TASK TO COMPLETE
Whenever a line contains "username", include it in the count; reply with the number of such lines in the data and nothing else.

MATERIAL PROVIDED
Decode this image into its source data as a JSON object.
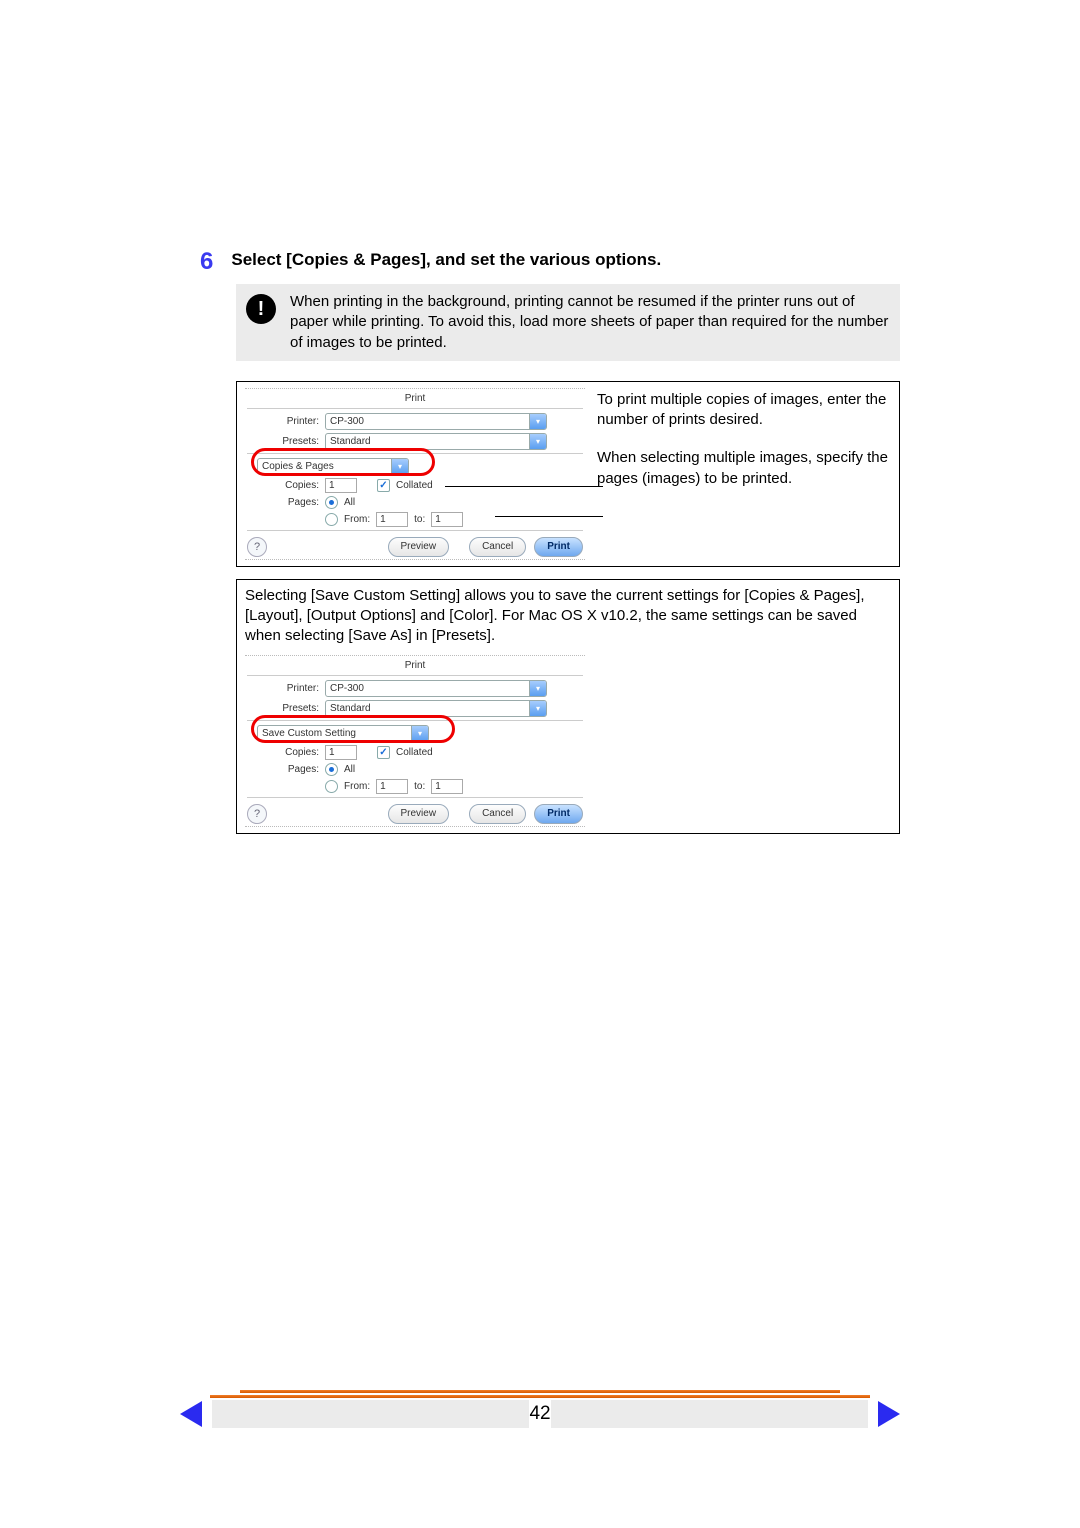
{
  "step": {
    "number": "6",
    "title": "Select [Copies & Pages], and set the various options."
  },
  "note": "When printing in the background, printing cannot be resumed if the printer runs out of paper while printing. To avoid this, load more sheets of paper than required for the number of images to be printed.",
  "callout_copies": "To print multiple copies of images, enter the number of prints desired.",
  "callout_pages": "When selecting multiple images, specify the pages (images) to be printed.",
  "dialog1": {
    "title": "Print",
    "printer_label": "Printer:",
    "printer_value": "CP-300",
    "presets_label": "Presets:",
    "presets_value": "Standard",
    "section_value": "Copies & Pages",
    "copies_label": "Copies:",
    "copies_value": "1",
    "collated_label": "Collated",
    "pages_label": "Pages:",
    "pages_all": "All",
    "pages_from_label": "From:",
    "pages_from_value": "1",
    "pages_to_label": "to:",
    "pages_to_value": "1",
    "btn_preview": "Preview",
    "btn_cancel": "Cancel",
    "btn_print": "Print"
  },
  "frame2_text": "Selecting [Save Custom Setting] allows you to save the current settings for [Copies & Pages], [Layout], [Output Options] and [Color]. For Mac OS X v10.2, the same settings can be saved when selecting [Save As] in [Presets].",
  "dialog2": {
    "title": "Print",
    "printer_label": "Printer:",
    "printer_value": "CP-300",
    "presets_label": "Presets:",
    "presets_value": "Standard",
    "section_value": "Save Custom Setting",
    "copies_label": "Copies:",
    "copies_value": "1",
    "collated_label": "Collated",
    "pages_label": "Pages:",
    "pages_all": "All",
    "pages_from_label": "From:",
    "pages_from_value": "1",
    "pages_to_label": "to:",
    "pages_to_value": "1",
    "btn_preview": "Preview",
    "btn_cancel": "Cancel",
    "btn_print": "Print"
  },
  "page_number": "42"
}
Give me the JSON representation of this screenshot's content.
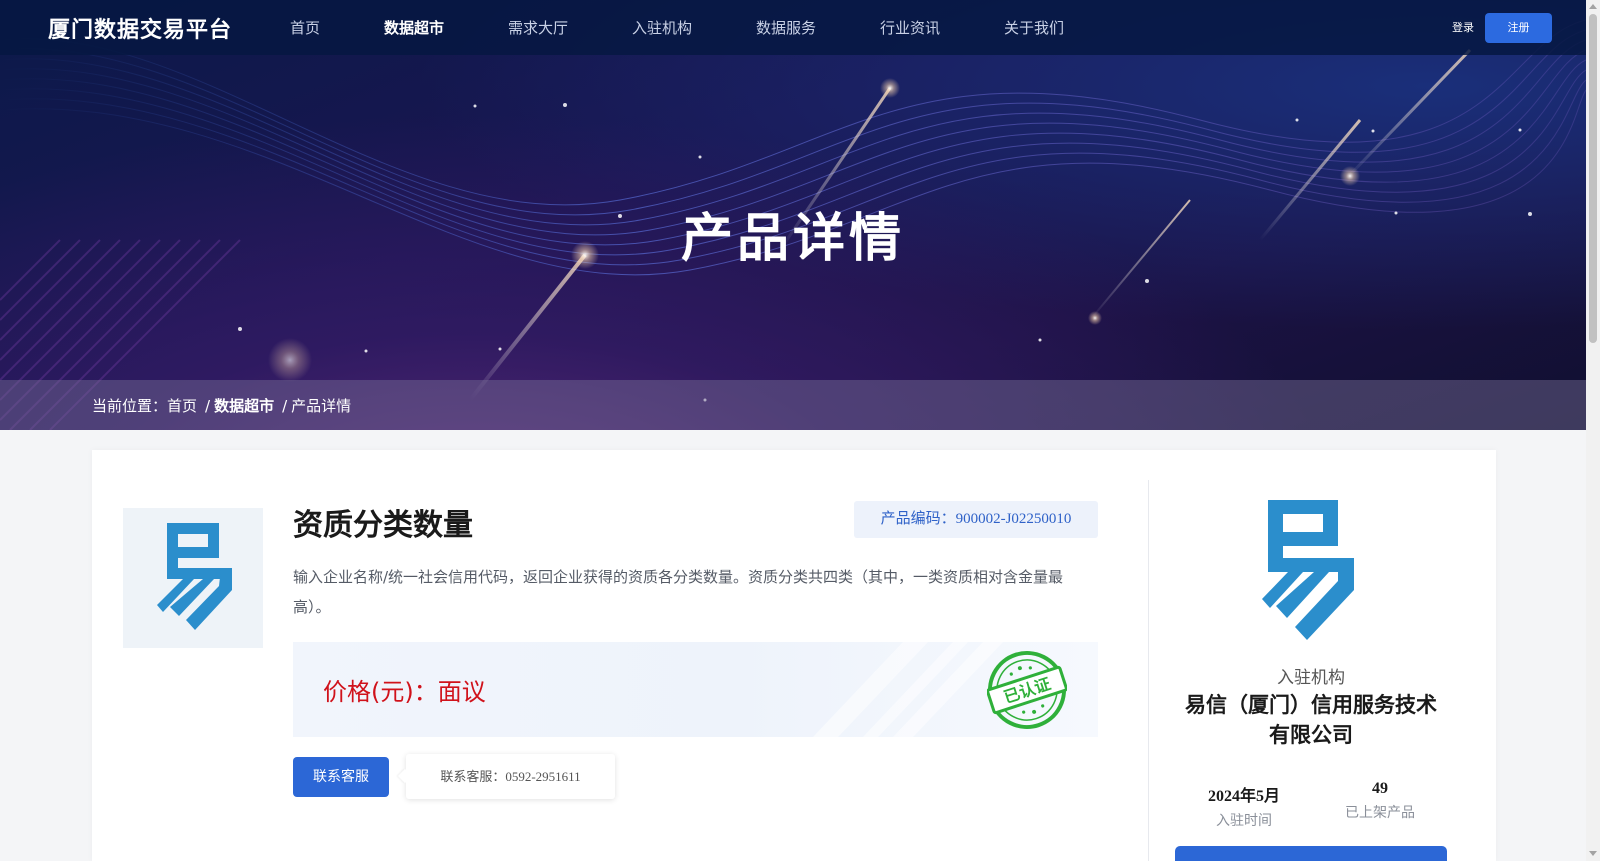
{
  "header": {
    "logo": "厦门数据交易平台",
    "nav": [
      {
        "label": "首页",
        "active": false
      },
      {
        "label": "数据超市",
        "active": true
      },
      {
        "label": "需求大厅",
        "active": false
      },
      {
        "label": "入驻机构",
        "active": false
      },
      {
        "label": "数据服务",
        "active": false
      },
      {
        "label": "行业资讯",
        "active": false
      },
      {
        "label": "关于我们",
        "active": false
      }
    ],
    "login": "登录",
    "register": "注册"
  },
  "banner": {
    "title": "产品详情"
  },
  "breadcrumb": {
    "prefix": "当前位置：",
    "home": "首页",
    "separator": "/",
    "market": "数据超市",
    "current": "产品详情"
  },
  "product": {
    "image_icon": "yi-logo-icon",
    "title": "资质分类数量",
    "code": "产品编码：900002-J02250010",
    "description": "输入企业名称/统一社会信用代码，返回企业获得的资质各分类数量。资质分类共四类（其中，一类资质相对含金量最高）。",
    "price": "价格(元)：面议",
    "stamp_text": "已认证",
    "contact_button": "联系客服",
    "contact_tip": "联系客服：0592-2951611"
  },
  "organization": {
    "logo_icon": "yi-logo-icon",
    "label": "入驻机构",
    "name_line1": "易信（厦门）信用服务技术",
    "name_line2": "有限公司",
    "join_time": "2024年5月",
    "join_time_label": "入驻时间",
    "product_count": "49",
    "product_count_label": "已上架产品"
  },
  "colors": {
    "primary": "#2c67d6",
    "price_red": "#d0121b",
    "stamp_green": "#2fb03a",
    "logo_blue": "#2b8ecc"
  }
}
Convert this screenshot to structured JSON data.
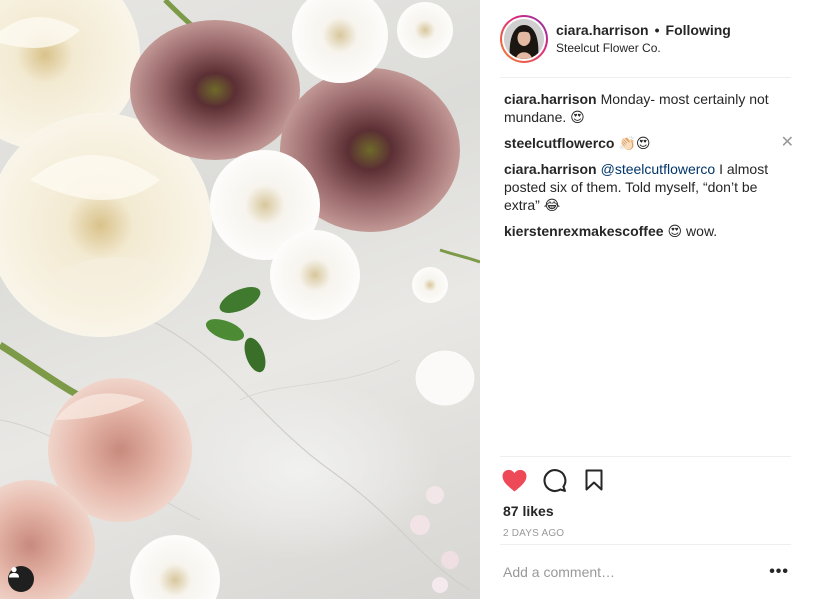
{
  "post": {
    "user": {
      "username": "ciara.harrison",
      "follow_status": "Following",
      "separator": "•",
      "location": "Steelcut Flower Co."
    },
    "comments": [
      {
        "username": "ciara.harrison",
        "text": "Monday- most certainly not mundane.",
        "emoji": "😍"
      },
      {
        "username": "steelcutflowerco",
        "text": "",
        "emoji": "👏🏻😍",
        "has_close": true,
        "close_label": "✕"
      },
      {
        "username": "ciara.harrison",
        "mention": "@steelcutflowerco",
        "text": " I almost posted six of them. Told myself, “don’t be extra”",
        "emoji": "😂"
      },
      {
        "username": "kierstenrexmakescoffee",
        "emoji": "😍",
        "text": " wow."
      }
    ],
    "likes": "87 likes",
    "timestamp": "2 DAYS AGO",
    "liked": true,
    "add_comment_placeholder": "Add a comment…",
    "more_label": "•••"
  },
  "icons": {
    "like": "heart-icon",
    "comment": "comment-bubble-icon",
    "save": "bookmark-icon",
    "user_tag": "user-tag-icon"
  },
  "colors": {
    "liked_heart": "#ed4956",
    "mention": "#003569",
    "muted_text": "#999999",
    "divider": "#efefef"
  }
}
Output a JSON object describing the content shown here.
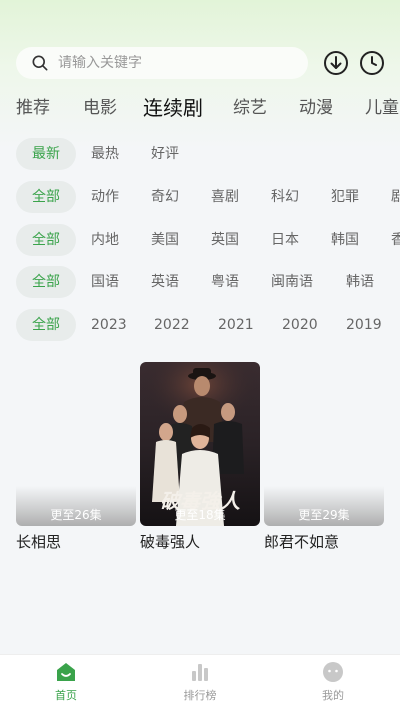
{
  "search": {
    "placeholder": "请输入关键字"
  },
  "icons": {
    "search": "search-icon",
    "download": "download-icon",
    "history": "clock-icon"
  },
  "category_tabs": [
    {
      "label": "推荐"
    },
    {
      "label": "电影"
    },
    {
      "label": "连续剧",
      "active": true
    },
    {
      "label": "综艺"
    },
    {
      "label": "动漫"
    },
    {
      "label": "儿童"
    }
  ],
  "filters": {
    "sort": [
      "最新",
      "最热",
      "好评"
    ],
    "genre": [
      "全部",
      "动作",
      "奇幻",
      "喜剧",
      "科幻",
      "犯罪",
      "剧"
    ],
    "region": [
      "全部",
      "内地",
      "美国",
      "英国",
      "日本",
      "韩国",
      "香"
    ],
    "language": [
      "全部",
      "国语",
      "英语",
      "粤语",
      "闽南语",
      "韩语"
    ],
    "year": [
      "全部",
      "2023",
      "2022",
      "2021",
      "2020",
      "2019"
    ]
  },
  "shows": [
    {
      "title": "长相思",
      "episodes": "更至26集"
    },
    {
      "title": "破毒强人",
      "episodes": "更至18集",
      "poster_text": "破毒強人"
    },
    {
      "title": "郎君不如意",
      "episodes": "更至29集"
    }
  ],
  "bottom_nav": [
    {
      "label": "首页",
      "active": true
    },
    {
      "label": "排行榜"
    },
    {
      "label": "我的"
    }
  ],
  "colors": {
    "accent": "#3aa34b",
    "chip_bg": "#e8eceb",
    "background": "#f4f6f8"
  }
}
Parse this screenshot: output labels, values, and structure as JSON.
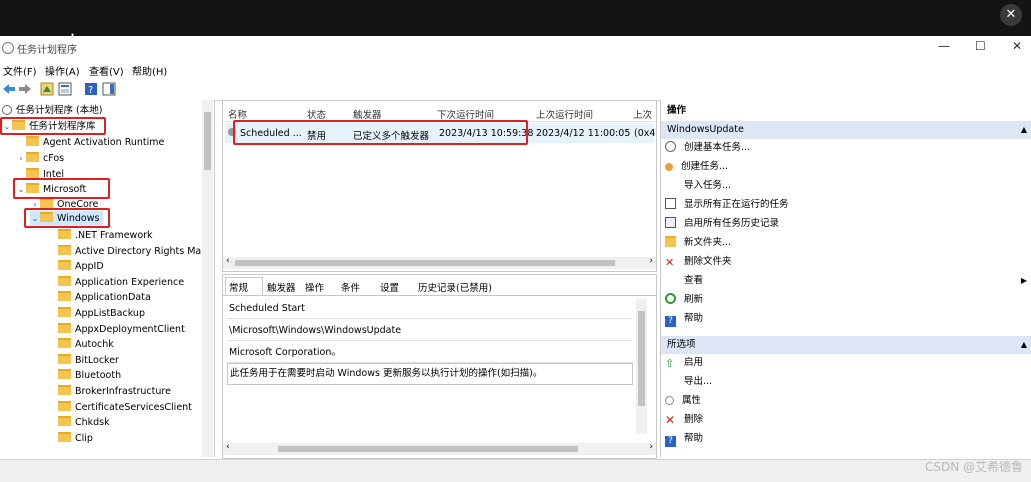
{
  "window": {
    "title": "任务计划程序",
    "controls": {
      "min": "—",
      "max": "☐",
      "close": "✕"
    }
  },
  "overlay_close": "✕",
  "menu": [
    "文件(F)",
    "操作(A)",
    "查看(V)",
    "帮助(H)"
  ],
  "tree": {
    "root": "任务计划程序 (本地)",
    "library": "任务计划程序库",
    "items": [
      "Agent Activation Runtime",
      "cFos",
      "Intel",
      "Microsoft",
      "OneCore",
      "Windows"
    ],
    "windows_children": [
      ".NET Framework",
      "Active Directory Rights Mar",
      "AppID",
      "Application Experience",
      "ApplicationData",
      "AppListBackup",
      "AppxDeploymentClient",
      "Autochk",
      "BitLocker",
      "Bluetooth",
      "BrokerInfrastructure",
      "CertificateServicesClient",
      "Chkdsk",
      "Clip"
    ]
  },
  "tasklist": {
    "columns": [
      "名称",
      "状态",
      "触发器",
      "下次运行时间",
      "上次运行时间",
      "上次"
    ],
    "row": [
      "Scheduled ...",
      "禁用",
      "已定义多个触发器",
      "2023/4/13 10:59:38",
      "2023/4/12 11:00:05",
      "(0x4"
    ]
  },
  "detail": {
    "tabs": [
      "常规",
      "触发器",
      "操作",
      "条件",
      "设置",
      "历史记录(已禁用)"
    ],
    "fields": [
      "Scheduled Start",
      "\\Microsoft\\Windows\\WindowsUpdate",
      "Microsoft Corporation。",
      "此任务用于在需要时启动 Windows 更新服务以执行计划的操作(如扫描)。"
    ]
  },
  "actions": {
    "header": "操作",
    "section1": "WindowsUpdate",
    "items1": [
      "创建基本任务...",
      "创建任务...",
      "导入任务...",
      "显示所有正在运行的任务",
      "启用所有任务历史记录",
      "新文件夹...",
      "删除文件夹",
      "查看",
      "刷新",
      "帮助"
    ],
    "section2": "所选项",
    "items2": [
      "启用",
      "导出...",
      "属性",
      "删除",
      "帮助"
    ]
  },
  "watermark": "CSDN @艾希德鲁",
  "colors": {
    "highlight": "#e02020",
    "selected_bg": "#cde8ff",
    "section_bg": "#dce6f4"
  }
}
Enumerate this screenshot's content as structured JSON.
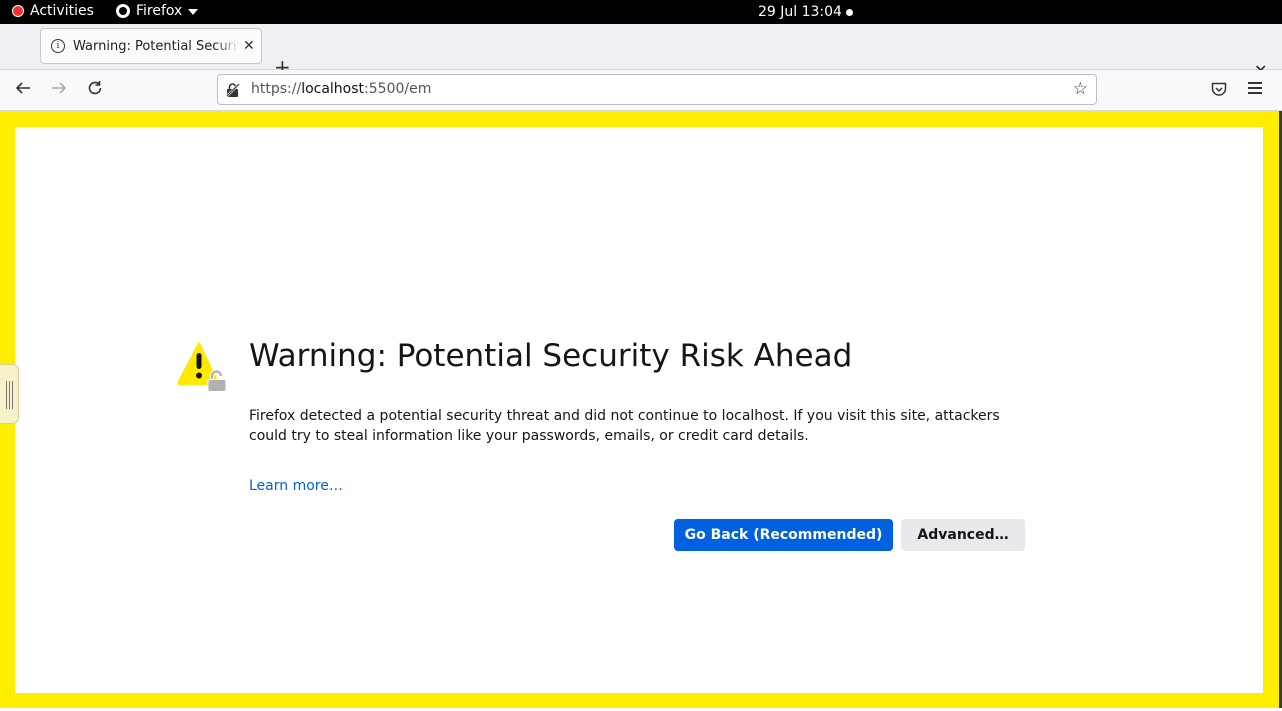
{
  "system_bar": {
    "activities_label": "Activities",
    "app_name": "Firefox",
    "clock": "29 Jul  13:04"
  },
  "tabs": [
    {
      "title": "Warning: Potential Security Risk Ahead",
      "icon": "info-icon",
      "active": true
    }
  ],
  "navbar": {
    "url_scheme": "https://",
    "url_host": "localhost",
    "url_rest": ":5500/em"
  },
  "page": {
    "title": "Warning: Potential Security Risk Ahead",
    "description": "Firefox detected a potential security threat and did not continue to localhost. If you visit this site, attackers could try to steal information like your passwords, emails, or credit card details.",
    "learn_more": "Learn more…",
    "go_back_label": "Go Back (Recommended)",
    "advanced_label": "Advanced…"
  },
  "colors": {
    "frame_border": "#ffee00",
    "primary_button": "#0061e0",
    "link": "#0061e0",
    "warning_icon": "#ffe900"
  }
}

OUTPUT OF THE EXERCISE
5